has slowed down, and current leading indicators point to a stabilization of global trade dynamics in the coming months.
“The growth rate of the Austrian economy will settle at a solid 2 percent in the second half of the year. This means that GDP will continue to grow by 2.8 per cent over the year 2018, "says Pudschedl. The momentum will mainly derive from domestic demand. While investment may provide less support than before in the coming months, private sector consumption continues to be buoyed by strong employment rate growth and more movement in wages. In light of protectionist measures in international trade coming from the USA and rising uncertainty through geopolitical tensions, the forecasting risks however are down.
Inflation rises further over 2 percent mark
With an average 1.8 percent year-over-year in the first five months of the year, inflation in Austria is marginally less than in the previous year. The relatively lower price increase of crude oil and the weakening of the US dollar against the euro contributed to this. Meanwhile, a turn around has begun. In May, inflation rose 1.9 percent year-on-year. Oil prices are about 20 percent above the level at the beginning of the year and even 50 percent higher than a year ago given the uncertainty surrounding the United States calling off the nuclear agreement with Iran. In addition to this, the significant dampening effect of exchange rates has been reduced, as the Euro has lost around 5% against the US dollar in recent weeks.
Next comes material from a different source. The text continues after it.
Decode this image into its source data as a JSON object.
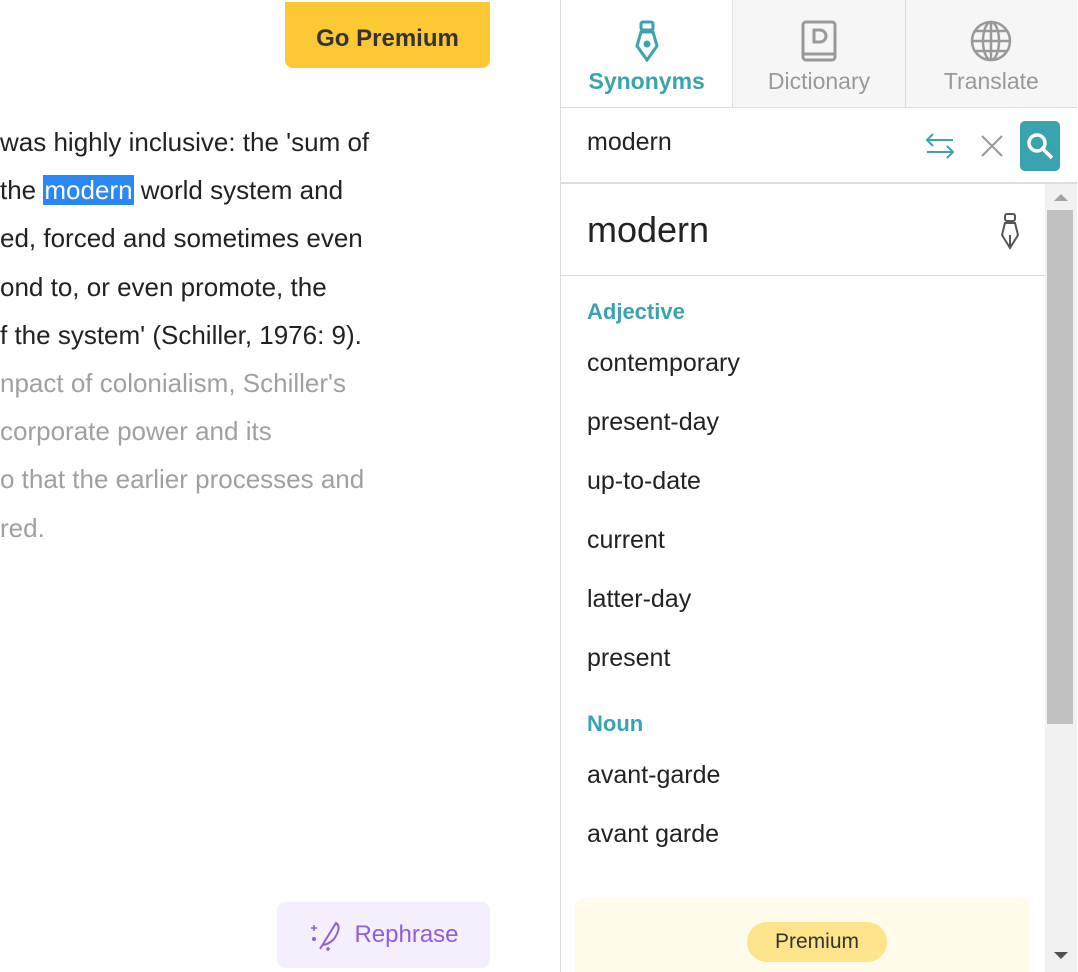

"The upward trend of inflation in Austria will continue in the coming months to over 2 percent year-on-year. The combination of higher oil prices and less exchange rate support will raise inflation somewhat more than we previously thought. That is why we have increased our inflation forecast for 2018 from the previous 2.0 to 2.2 percent. This is why consumer prices will increase slightly more than in 2017,” says Bruckbauer.
In the eurozone as a whole, the higher oil prices, but also the economic recovery, which brings movement into wage dynamics, will ensure an upward trend in inflation over the coming months. The rise in inflation to an average of 1.7 percent on average in 2018 will allow the ECB to initiate the normalisation of monetary policy. The ECB will phase out the asset purchase programme as expected at the end of 2018 and has announced that it will not consider an interest rate change until the end of the summer of 2019. “The announcement of the end of special monetary measures and at the same time the assurance that interest rates will stay stable for a long period of time despite the growing uncertainties is a very balanced signal from the ECB to the markets. However, our previous expectation of a first interest rate hike in June next year may prove overly optimistic,” says Bruckbauer.
Enquiries: UniCredit Bank Austria Economics & Market Analysis Austria
Walter Pudschedl, Tel.: +43 (0) 5 05 05-41957;